Yaburara Heritage Trail, Karratha
Travelling on North West Coastal highway, the city of Karratha sits concealed on the other side of a range of hills known as Karratha hills. One morning over the weekend, we set off early on the short loop trail of the Yaburara (pronounced Yabara) Heritage Trail. The short loop trail can be accessed from the visitor centre which is a five minute drive from town. There’s plenty of parking to leave the car and the centre also serve coffee on some mornings.
The sun is low and it’s quite humid already at 30 degrees as we casually walk up a 4WD road to the water tanks.
At this point a view of the City of Karratha is revealed and the construction happening in middle of this photo is the new arts centre.
To the left, we see a stretch of neighbourhoods. It’s a good spot to get an idea about the layout of the city which received its first residents in 1968. Delphine McFarlane from ABC Open writes a good piece about life in the Pilbara here and worth a read whilst visiting the area.
Following a brief rest at the water tanks, we head towards a sign for the short loop trail. There are four trails which form the overall Yaburara Heritage Trail and they can be retraced to the beginning or walked one by one. It’s worth knowing, combining several leads to the local leisure centre which happens to have a sizeable pool and cafe.
The trail terrain is loose rocks of varying sizes, which does take some care and a little longer to walk along but by far worth the small challenge. Wearing closed shoes in this terrain is a must, as is a hat and bringing along plenty of water for hydration. Although we have been told it’s been a cooler summer in Karratha thus far, we haven’t entirely adjusted to the Pilbara heat, more specifically, the Karratha heat. I won’t lie, we began sweating a while ago from the visitor centre.

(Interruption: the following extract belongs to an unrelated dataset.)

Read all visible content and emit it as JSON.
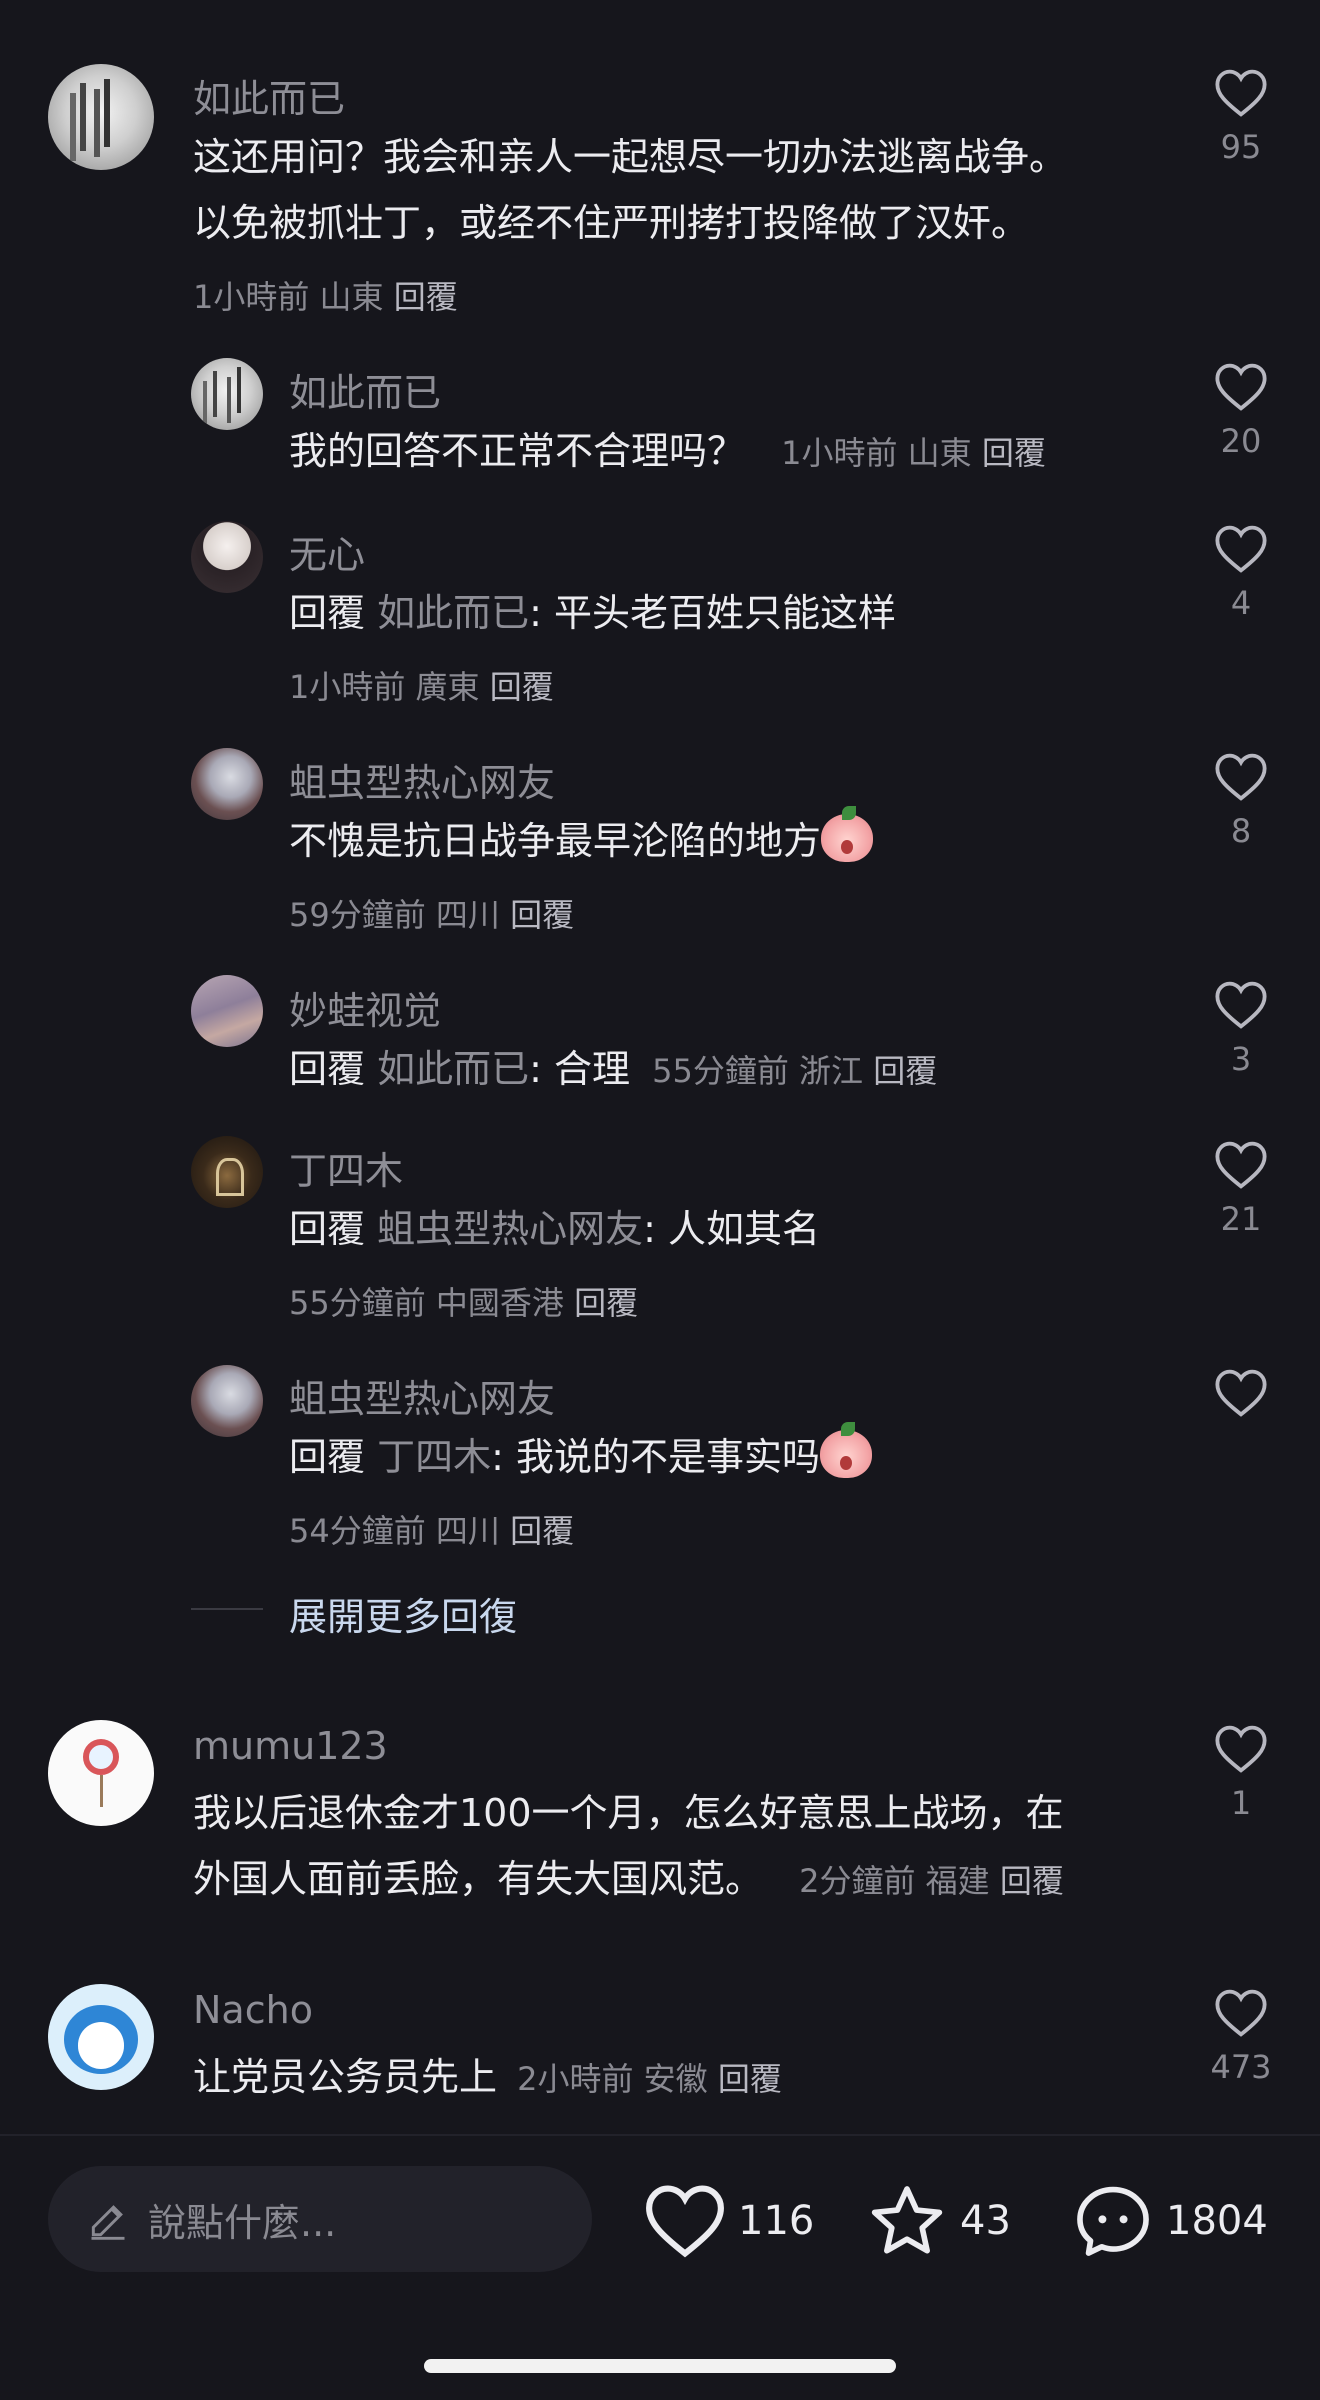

The scenery is a collection of white, brown red and green colours, it’s exciting to explore such contrasting scenery to what we’ve seen back in Perth and through the southwest state of Western Australia. The birds are loud in song as we continue to ascend.
The sensational view continues along the trail and extends all the way out to the tidal flats and hills of the Burrup Peninsula. I would say it’s a walk to bring along a good pair of binoculars. A small local Kangaroo called the Euro occupies this area however we are not lucky enough to spot any today. We are also on the lookout for a monitor lizard called a Perentie, Echidna and Spinifex Pigeon.
One of the highlights along the trail is the rock engravings, known as petroglyphs. The brochure from the visitor centre tells us they were produced in the last 6,000 years. The traditional owners of this land are the Ngarluma people and their neighbours the Yaburara.
We pass a large rock pile and add two to the top before moving down the trail.
The descent into the valley and creek line is narrow in places with a few wide steps required before we come to the small creek.
There are a few of the white barked Coolibah eucalyptus trees within these hills and we notice the trees to be located in the gully areas where there is access to water. This brings me to a line of the bush ballad Waltzing Matilda – ‘Under the shade of a Coolibah tree where the Jolly Swagman sat by a Billabong’ It was pretty cool to connect a childhood song to the real landscape!
The rocky area is dotted and in some regards dominated with beautiful native spinifex grass. The geology of the Pilbara area is significant for many reasons, the rocks here in the Karratha hills can be different in appearance and their formation millions of years ago to those in the Hamersley Ranges and Karijini National Park. For someone like myself that isn’t well versed in geology, it is for now intriguing to photograph.
I’ll leave my geology thoughts with some news about scientists having recently discovered rocks somewhere in the Pilbara to have a mineral only found in Lunar rocks brought back from the Apollo 11 mission. Interesting stuff!
The local flies begin to chase us when the breeze stops and we talk about purchasing an insect net to go over our heads for future walks like these.
The location of the Yaburara Heritage Trail makes it very accessible for anyone staying in Karratha and the short loop trail is a great starting point for those inclined to experience a bit of the Pilbara landscape. The good news is there are loads of trails throughout the Pilbara to check out. It’s probably worth mentioning that summer is generally not an ideal time to be hiking with the flies (March ones in particular) and hot weather, although well seasoned hikers and locals may be out and about in the very early hours and at sunset. I would definitely check in with the visitor centre for trail conditions if unsure. We tracked 3.3km over 53 minutes and were definitely feeling beaten afterwards but nothing a good lunch and cold drink didn’t solve. The landscape was incredible to see!